Start of Recorded data
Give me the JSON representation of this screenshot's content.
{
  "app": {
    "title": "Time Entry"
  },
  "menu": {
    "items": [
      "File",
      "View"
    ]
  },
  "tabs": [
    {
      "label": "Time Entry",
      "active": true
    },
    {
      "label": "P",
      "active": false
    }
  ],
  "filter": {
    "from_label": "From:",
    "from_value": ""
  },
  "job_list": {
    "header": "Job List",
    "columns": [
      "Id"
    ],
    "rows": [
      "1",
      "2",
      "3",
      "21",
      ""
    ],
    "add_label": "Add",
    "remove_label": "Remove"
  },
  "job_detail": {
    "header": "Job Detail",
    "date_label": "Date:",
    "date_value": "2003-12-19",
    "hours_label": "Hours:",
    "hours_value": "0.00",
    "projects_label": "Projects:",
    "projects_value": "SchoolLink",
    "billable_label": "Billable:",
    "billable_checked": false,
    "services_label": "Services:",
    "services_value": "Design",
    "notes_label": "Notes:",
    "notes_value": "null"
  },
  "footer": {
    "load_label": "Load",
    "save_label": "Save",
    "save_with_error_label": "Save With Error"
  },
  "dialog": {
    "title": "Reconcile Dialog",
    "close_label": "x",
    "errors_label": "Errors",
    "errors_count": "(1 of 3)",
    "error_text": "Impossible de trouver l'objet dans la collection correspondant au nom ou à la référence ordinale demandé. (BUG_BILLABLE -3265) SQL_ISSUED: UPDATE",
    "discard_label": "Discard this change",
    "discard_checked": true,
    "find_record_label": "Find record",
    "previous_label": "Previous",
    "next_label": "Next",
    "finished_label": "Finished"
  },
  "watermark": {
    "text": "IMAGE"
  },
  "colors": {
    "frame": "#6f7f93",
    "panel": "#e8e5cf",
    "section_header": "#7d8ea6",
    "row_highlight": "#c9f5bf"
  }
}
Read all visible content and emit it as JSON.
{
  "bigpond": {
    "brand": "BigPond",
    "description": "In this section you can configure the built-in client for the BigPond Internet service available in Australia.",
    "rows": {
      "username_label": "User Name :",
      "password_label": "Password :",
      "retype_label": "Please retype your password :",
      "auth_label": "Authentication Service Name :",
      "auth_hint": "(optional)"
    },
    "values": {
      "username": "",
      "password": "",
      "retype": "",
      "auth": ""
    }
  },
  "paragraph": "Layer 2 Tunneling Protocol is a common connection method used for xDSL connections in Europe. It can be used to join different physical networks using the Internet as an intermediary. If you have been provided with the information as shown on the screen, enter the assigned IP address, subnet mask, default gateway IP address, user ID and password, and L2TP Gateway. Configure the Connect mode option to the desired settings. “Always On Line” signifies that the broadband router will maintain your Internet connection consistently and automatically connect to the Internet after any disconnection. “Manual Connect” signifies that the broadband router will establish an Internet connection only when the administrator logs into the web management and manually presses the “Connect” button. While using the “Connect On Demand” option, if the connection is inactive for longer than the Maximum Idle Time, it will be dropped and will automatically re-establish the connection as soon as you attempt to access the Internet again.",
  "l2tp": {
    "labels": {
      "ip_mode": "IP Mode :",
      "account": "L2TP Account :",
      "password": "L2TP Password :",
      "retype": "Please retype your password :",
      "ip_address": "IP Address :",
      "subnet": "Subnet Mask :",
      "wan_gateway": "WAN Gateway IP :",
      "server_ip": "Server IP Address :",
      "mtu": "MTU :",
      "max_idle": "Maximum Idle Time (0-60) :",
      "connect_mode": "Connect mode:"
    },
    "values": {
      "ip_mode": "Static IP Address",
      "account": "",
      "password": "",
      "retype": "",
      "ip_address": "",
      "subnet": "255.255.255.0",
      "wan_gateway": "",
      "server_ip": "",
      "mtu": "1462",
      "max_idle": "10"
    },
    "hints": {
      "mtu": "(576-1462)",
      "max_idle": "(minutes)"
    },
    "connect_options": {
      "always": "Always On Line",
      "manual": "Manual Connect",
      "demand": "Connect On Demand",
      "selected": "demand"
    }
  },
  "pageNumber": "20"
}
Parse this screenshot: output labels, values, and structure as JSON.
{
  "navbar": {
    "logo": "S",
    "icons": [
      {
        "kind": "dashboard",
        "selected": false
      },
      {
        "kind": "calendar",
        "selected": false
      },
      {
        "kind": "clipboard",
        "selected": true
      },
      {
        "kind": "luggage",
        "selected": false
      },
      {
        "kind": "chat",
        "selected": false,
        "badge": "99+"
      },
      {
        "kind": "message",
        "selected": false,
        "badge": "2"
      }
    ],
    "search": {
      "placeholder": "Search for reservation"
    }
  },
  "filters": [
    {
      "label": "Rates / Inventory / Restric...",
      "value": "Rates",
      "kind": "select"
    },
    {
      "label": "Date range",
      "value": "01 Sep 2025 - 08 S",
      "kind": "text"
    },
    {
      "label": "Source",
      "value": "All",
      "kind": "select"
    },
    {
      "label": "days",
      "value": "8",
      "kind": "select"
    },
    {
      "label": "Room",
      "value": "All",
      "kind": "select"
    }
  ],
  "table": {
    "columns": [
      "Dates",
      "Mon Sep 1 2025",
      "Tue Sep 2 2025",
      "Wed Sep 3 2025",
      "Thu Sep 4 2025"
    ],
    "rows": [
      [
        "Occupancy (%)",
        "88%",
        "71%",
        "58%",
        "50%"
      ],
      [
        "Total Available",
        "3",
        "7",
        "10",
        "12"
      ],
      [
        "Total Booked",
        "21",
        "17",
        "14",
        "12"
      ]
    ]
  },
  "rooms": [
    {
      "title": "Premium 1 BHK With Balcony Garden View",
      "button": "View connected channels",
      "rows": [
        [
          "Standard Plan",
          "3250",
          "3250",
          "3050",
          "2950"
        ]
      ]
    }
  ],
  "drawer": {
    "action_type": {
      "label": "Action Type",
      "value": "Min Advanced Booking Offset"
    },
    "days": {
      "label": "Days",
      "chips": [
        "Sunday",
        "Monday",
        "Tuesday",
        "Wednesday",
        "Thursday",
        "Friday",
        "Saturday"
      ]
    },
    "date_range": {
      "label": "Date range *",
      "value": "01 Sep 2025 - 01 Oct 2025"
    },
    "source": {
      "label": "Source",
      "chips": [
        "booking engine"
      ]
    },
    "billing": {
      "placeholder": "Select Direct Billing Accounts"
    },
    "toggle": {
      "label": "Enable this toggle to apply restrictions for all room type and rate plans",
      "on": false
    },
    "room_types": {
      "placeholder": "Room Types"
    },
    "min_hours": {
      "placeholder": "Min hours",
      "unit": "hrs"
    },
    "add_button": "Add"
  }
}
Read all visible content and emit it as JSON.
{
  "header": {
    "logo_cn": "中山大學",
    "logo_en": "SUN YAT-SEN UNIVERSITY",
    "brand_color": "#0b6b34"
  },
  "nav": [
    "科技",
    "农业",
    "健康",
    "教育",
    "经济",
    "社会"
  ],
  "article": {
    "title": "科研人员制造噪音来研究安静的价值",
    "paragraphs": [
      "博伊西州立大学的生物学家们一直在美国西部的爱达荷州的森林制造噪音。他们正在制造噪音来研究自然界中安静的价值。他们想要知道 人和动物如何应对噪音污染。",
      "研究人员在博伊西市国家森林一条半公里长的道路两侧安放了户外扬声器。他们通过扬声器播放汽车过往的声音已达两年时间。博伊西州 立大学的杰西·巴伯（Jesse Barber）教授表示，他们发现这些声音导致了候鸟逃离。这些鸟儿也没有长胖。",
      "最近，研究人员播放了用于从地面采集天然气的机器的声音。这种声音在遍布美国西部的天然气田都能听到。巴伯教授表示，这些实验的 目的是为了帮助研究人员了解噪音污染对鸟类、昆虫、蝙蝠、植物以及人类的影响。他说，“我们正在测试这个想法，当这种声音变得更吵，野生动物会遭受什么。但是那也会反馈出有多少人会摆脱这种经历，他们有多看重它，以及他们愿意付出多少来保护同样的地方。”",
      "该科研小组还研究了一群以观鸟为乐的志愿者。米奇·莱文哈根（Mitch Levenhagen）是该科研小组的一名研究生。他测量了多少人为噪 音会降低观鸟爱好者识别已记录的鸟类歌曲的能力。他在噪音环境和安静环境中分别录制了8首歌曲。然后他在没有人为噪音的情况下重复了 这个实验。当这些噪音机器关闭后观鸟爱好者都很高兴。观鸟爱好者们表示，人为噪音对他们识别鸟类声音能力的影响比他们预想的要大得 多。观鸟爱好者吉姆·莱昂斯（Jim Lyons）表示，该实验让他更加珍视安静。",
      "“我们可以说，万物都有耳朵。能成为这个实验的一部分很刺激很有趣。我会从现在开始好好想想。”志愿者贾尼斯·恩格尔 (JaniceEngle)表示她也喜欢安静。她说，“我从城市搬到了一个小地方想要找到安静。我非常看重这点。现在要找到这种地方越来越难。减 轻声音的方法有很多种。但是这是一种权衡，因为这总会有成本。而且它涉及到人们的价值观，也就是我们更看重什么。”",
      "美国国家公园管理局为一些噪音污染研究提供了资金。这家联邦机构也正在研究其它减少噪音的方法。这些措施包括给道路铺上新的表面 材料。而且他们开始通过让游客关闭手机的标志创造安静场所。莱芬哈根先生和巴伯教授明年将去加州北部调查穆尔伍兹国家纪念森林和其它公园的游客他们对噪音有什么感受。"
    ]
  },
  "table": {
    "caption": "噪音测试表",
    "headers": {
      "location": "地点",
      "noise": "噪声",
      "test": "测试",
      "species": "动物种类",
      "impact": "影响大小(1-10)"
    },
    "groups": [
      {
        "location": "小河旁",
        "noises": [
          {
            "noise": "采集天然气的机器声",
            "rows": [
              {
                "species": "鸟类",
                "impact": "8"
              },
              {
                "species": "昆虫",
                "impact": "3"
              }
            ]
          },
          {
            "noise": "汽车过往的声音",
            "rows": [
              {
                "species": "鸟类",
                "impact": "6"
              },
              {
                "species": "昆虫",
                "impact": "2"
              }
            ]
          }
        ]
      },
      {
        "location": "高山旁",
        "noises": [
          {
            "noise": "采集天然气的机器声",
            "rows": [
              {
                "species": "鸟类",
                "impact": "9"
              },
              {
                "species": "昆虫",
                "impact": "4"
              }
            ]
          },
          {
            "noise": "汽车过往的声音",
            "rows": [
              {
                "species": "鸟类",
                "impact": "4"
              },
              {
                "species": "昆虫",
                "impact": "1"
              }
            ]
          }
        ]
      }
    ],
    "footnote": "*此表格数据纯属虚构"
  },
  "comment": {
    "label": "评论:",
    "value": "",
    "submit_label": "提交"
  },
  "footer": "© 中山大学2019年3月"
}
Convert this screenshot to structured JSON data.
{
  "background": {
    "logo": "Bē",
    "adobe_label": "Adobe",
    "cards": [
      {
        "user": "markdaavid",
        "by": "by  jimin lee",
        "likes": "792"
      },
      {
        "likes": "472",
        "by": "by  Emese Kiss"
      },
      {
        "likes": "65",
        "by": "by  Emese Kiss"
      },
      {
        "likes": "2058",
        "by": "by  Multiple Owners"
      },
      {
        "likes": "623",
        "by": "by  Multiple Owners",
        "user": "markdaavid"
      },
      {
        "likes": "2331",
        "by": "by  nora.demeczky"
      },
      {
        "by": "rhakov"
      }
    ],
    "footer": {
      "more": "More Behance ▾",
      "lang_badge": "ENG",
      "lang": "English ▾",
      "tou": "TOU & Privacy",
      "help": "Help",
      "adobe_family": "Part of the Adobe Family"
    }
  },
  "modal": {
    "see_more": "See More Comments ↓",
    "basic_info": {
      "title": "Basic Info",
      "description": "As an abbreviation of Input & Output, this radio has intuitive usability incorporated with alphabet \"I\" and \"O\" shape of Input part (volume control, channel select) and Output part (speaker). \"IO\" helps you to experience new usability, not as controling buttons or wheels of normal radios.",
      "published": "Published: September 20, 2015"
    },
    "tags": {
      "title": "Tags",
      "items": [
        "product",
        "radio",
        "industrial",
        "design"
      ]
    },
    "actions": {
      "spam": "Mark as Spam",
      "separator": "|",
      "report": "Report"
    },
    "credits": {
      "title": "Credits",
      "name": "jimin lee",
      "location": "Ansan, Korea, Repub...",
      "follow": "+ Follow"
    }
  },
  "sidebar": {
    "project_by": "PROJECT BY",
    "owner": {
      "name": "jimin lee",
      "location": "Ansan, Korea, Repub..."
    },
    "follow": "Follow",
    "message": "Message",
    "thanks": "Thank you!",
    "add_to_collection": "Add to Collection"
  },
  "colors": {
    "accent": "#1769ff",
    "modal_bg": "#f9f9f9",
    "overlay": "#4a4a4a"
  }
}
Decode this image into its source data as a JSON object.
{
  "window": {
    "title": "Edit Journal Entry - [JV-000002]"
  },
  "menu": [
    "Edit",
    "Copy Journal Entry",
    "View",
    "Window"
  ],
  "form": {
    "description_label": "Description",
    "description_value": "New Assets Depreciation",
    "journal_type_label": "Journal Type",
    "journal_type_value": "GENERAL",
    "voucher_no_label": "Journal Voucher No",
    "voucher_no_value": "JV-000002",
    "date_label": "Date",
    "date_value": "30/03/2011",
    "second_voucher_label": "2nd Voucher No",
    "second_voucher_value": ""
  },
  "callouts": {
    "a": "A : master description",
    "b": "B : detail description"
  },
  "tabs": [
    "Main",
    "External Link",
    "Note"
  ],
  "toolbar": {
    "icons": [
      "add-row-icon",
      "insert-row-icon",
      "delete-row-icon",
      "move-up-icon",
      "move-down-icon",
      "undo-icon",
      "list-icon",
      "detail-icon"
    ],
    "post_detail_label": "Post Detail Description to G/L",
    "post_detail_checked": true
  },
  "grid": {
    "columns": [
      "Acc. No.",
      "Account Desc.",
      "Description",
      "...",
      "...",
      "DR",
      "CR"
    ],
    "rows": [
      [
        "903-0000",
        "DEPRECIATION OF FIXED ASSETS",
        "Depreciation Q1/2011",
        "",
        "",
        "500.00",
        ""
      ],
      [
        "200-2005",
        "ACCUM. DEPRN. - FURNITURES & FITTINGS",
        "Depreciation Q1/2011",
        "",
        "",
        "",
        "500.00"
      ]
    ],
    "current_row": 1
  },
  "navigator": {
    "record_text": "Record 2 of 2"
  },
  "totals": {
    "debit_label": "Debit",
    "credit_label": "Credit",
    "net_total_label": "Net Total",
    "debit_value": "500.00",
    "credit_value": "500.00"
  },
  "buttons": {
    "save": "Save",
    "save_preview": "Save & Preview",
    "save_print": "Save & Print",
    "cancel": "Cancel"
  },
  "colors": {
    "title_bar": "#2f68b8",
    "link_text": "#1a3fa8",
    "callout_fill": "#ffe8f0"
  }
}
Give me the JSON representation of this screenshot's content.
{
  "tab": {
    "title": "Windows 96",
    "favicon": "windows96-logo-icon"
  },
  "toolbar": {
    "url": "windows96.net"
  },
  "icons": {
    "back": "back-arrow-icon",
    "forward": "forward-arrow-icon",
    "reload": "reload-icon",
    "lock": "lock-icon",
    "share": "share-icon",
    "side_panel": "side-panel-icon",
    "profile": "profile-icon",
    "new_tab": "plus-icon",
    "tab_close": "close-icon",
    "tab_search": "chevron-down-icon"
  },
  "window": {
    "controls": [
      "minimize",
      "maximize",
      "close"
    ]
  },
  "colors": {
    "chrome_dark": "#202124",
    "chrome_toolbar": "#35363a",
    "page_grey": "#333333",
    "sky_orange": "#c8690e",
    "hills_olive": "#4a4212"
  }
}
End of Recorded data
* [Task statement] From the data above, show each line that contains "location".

* [Expected answer]
      "location": "地点",
        "location": "小河旁",
        "location": "高山旁",
      "location": "Ansan, Korea, Repub...",
      "location": "Ansan, Korea, Repub..."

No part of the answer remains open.